Citing PatentFiling datePublication dateApplicantTitle
US4382471 *Oct 2, 1981May 10, 1983Idaho Research Foundation, Inc.Low damage beet cleaner and elevator
EP0915037A2 *Nov 5, 1998May 12, 1999Reekie Manufacturing Ltd.Agricultural machinery incorporating improved elevator system
Classifications
U.S. Classification171/18, 209/692, 171/26, 171/126, 209/617, 209/693, 209/651
International ClassificationA01D17/10, B07B13/11
Cooperative ClassificationA01D17/101, B07B13/11
European ClassificationB07B13/11, A01D17/10B
Legal Events
DateCodeEventDescription
Oct 17, 1980AS02Assignment of assignor's interest
Owner name: SMALL, PETER S.
Owner name: SMALL, PETER W.
Effective date: 19800822

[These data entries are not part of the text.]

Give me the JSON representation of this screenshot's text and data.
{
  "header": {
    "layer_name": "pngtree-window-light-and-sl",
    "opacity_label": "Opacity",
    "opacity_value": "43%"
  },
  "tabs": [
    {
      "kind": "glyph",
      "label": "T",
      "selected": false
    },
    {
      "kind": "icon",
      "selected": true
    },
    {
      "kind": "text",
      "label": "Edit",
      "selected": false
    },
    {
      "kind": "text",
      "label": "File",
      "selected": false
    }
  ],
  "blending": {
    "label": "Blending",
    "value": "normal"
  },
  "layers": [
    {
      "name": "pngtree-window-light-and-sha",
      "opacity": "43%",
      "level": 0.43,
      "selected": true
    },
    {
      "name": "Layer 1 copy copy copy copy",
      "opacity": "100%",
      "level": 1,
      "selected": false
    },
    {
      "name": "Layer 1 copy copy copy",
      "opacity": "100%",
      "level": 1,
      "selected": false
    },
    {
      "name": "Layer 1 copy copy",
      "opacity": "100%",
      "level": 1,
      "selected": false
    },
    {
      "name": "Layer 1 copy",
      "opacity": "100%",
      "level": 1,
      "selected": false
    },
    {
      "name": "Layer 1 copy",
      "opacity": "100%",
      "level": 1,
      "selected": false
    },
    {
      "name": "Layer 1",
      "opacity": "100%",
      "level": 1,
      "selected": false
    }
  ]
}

Owner name: TONPARO LIMITED, 36, CASTLE ST., EDINBURGH, A COMP